__Task objective__:
This exercise asks for the entries below to be printed exactly.

BEGIN Given records

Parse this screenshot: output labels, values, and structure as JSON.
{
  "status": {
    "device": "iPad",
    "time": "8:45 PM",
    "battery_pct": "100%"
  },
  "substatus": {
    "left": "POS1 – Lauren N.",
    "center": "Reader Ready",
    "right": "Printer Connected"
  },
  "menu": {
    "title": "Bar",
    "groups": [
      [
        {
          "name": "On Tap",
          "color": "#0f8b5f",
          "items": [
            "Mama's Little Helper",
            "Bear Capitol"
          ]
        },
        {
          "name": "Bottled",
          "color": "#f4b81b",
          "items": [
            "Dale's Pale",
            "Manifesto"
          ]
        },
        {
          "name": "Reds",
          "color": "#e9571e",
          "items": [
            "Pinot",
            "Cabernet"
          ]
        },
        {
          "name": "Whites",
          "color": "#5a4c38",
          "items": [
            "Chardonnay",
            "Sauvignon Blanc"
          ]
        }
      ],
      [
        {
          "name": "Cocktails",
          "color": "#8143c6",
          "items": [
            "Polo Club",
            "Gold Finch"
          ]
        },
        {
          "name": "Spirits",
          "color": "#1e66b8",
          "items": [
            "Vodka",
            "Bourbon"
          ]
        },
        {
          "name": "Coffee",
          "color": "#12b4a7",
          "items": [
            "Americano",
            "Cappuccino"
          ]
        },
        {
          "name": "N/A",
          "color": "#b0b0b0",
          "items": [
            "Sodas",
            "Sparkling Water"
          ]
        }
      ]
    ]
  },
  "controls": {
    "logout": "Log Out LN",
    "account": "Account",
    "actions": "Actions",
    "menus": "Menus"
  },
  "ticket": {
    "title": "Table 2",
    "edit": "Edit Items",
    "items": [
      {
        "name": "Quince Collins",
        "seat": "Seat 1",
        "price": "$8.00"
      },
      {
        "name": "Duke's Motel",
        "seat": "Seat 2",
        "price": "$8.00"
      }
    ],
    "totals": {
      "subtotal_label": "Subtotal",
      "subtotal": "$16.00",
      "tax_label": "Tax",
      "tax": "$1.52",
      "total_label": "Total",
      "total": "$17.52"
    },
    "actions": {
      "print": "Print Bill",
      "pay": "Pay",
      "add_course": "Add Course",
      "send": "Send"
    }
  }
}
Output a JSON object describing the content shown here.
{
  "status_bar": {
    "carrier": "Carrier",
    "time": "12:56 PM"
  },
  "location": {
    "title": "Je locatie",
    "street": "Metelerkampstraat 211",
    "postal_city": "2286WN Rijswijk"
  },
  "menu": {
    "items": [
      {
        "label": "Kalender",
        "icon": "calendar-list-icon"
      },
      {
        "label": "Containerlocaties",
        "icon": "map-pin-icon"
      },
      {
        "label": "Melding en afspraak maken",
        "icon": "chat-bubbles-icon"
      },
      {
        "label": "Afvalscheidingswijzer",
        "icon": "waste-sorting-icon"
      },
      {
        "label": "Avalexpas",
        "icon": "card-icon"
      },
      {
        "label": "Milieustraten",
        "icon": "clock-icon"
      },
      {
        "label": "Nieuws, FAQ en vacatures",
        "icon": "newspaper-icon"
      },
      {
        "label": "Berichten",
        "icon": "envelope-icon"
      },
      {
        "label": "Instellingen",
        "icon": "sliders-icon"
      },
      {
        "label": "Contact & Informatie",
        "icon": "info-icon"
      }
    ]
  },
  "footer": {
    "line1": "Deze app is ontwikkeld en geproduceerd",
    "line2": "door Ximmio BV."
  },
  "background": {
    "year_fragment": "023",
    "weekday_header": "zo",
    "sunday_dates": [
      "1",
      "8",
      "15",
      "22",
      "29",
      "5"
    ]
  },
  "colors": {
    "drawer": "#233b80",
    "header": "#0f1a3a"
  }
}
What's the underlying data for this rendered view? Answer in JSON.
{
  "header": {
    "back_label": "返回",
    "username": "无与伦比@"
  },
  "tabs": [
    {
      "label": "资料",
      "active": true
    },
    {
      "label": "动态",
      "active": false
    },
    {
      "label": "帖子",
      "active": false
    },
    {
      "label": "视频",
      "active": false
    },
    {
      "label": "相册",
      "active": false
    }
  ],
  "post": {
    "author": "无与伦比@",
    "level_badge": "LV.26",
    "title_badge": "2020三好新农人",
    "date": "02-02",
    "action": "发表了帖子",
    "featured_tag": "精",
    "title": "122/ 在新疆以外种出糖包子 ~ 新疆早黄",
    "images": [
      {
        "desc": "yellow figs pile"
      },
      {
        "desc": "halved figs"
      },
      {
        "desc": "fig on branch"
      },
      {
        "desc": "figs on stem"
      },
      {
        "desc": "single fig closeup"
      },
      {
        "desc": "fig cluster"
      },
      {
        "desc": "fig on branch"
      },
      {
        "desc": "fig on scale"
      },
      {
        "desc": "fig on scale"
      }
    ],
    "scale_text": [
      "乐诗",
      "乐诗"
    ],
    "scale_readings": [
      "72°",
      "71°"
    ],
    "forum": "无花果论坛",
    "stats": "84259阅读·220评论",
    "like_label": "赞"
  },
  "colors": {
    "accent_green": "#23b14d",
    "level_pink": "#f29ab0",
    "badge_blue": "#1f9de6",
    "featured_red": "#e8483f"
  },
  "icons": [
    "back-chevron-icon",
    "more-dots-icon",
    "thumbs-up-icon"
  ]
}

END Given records

__Answer area__:
Parse this screenshot: output labels, values, and structure as JSON.
{
  "status": {
    "device": "iPad",
    "time": "8:45 PM",
    "battery_pct": "100%"
  },
  "substatus": {
    "left": "POS1 – Lauren N.",
    "center": "Reader Ready",
    "right": "Printer Connected"
  },
  "menu": {
    "title": "Bar",
    "groups": [
      [
        {
          "name": "On Tap",
          "color": "#0f8b5f",
          "items": [
            "Mama's Little Helper",
            "Bear Capitol"
          ]
        },
        {
          "name": "Bottled",
          "color": "#f4b81b",
          "items": [
            "Dale's Pale",
            "Manifesto"
          ]
        },
        {
          "name": "Reds",
          "color": "#e9571e",
          "items": [
            "Pinot",
            "Cabernet"
          ]
        },
        {
          "name": "Whites",
          "color": "#5a4c38",
          "items": [
            "Chardonnay",
            "Sauvignon Blanc"
          ]
        }
      ],
      [
        {
          "name": "Cocktails",
          "color": "#8143c6",
          "items": [
            "Polo Club",
            "Gold Finch"
          ]
        },
        {
          "name": "Spirits",
          "color": "#1e66b8",
          "items": [
            "Vodka",
            "Bourbon"
          ]
        },
        {
          "name": "Coffee",
          "color": "#12b4a7",
          "items": [
            "Americano",
            "Cappuccino"
          ]
        },
        {
          "name": "N/A",
          "color": "#b0b0b0",
          "items": [
            "Sodas",
            "Sparkling Water"
          ]
        }
      ]
    ]
  },
  "controls": {
    "logout": "Log Out LN",
    "account": "Account",
    "actions": "Actions",
    "menus": "Menus"
  },
  "ticket": {
    "title": "Table 2",
    "edit": "Edit Items",
    "items": [
      {
        "name": "Quince Collins",
        "seat": "Seat 1",
        "price": "$8.00"
      },
      {
        "name": "Duke's Motel",
        "seat": "Seat 2",
        "price": "$8.00"
      }
    ],
    "totals": {
      "subtotal_label": "Subtotal",
      "subtotal": "$16.00",
      "tax_label": "Tax",
      "tax": "$1.52",
      "total_label": "Total",
      "total": "$17.52"
    },
    "actions": {
      "print": "Print Bill",
      "pay": "Pay",
      "add_course": "Add Course",
      "send": "Send"
    }
  }
}
Output a JSON object describing the content shown here.
{
  "status_bar": {
    "carrier": "Carrier",
    "time": "12:56 PM"
  },
  "location": {
    "title": "Je locatie",
    "street": "Metelerkampstraat 211",
    "postal_city": "2286WN Rijswijk"
  },
  "menu": {
    "items": [
      {
        "label": "Kalender",
        "icon": "calendar-list-icon"
      },
      {
        "label": "Containerlocaties",
        "icon": "map-pin-icon"
      },
      {
        "label": "Melding en afspraak maken",
        "icon": "chat-bubbles-icon"
      },
      {
        "label": "Afvalscheidingswijzer",
        "icon": "waste-sorting-icon"
      },
      {
        "label": "Avalexpas",
        "icon": "card-icon"
      },
      {
        "label": "Milieustraten",
        "icon": "clock-icon"
      },
      {
        "label": "Nieuws, FAQ en vacatures",
        "icon": "newspaper-icon"
      },
      {
        "label": "Berichten",
        "icon": "envelope-icon"
      },
      {
        "label": "Instellingen",
        "icon": "sliders-icon"
      },
      {
        "label": "Contact & Informatie",
        "icon": "info-icon"
      }
    ]
  },
  "footer": {
    "line1": "Deze app is ontwikkeld en geproduceerd",
    "line2": "door Ximmio BV."
  },
  "background": {
    "year_fragment": "023",
    "weekday_header": "zo",
    "sunday_dates": [
      "1",
      "8",
      "15",
      "22",
      "29",
      "5"
    ]
  },
  "colors": {
    "drawer": "#233b80",
    "header": "#0f1a3a"
  }
}
What's the underlying data for this rendered view? Answer in JSON.
{
  "header": {
    "back_label": "返回",
    "username": "无与伦比@"
  },
  "tabs": [
    {
      "label": "资料",
      "active": true
    },
    {
      "label": "动态",
      "active": false
    },
    {
      "label": "帖子",
      "active": false
    },
    {
      "label": "视频",
      "active": false
    },
    {
      "label": "相册",
      "active": false
    }
  ],
  "post": {
    "author": "无与伦比@",
    "level_badge": "LV.26",
    "title_badge": "2020三好新农人",
    "date": "02-02",
    "action": "发表了帖子",
    "featured_tag": "精",
    "title": "122/ 在新疆以外种出糖包子 ~ 新疆早黄",
    "images": [
      {
        "desc": "yellow figs pile"
      },
      {
        "desc": "halved figs"
      },
      {
        "desc": "fig on branch"
      },
      {
        "desc": "figs on stem"
      },
      {
        "desc": "single fig closeup"
      },
      {
        "desc": "fig cluster"
      },
      {
        "desc": "fig on branch"
      },
      {
        "desc": "fig on scale"
      },
      {
        "desc": "fig on scale"
      }
    ],
    "scale_text": [
      "乐诗",
      "乐诗"
    ],
    "scale_readings": [
      "72°",
      "71°"
    ],
    "forum": "无花果论坛",
    "stats": "84259阅读·220评论",
    "like_label": "赞"
  },
  "colors": {
    "accent_green": "#23b14d",
    "level_pink": "#f29ab0",
    "badge_blue": "#1f9de6",
    "featured_red": "#e8483f"
  },
  "icons": [
    "back-chevron-icon",
    "more-dots-icon",
    "thumbs-up-icon"
  ]
}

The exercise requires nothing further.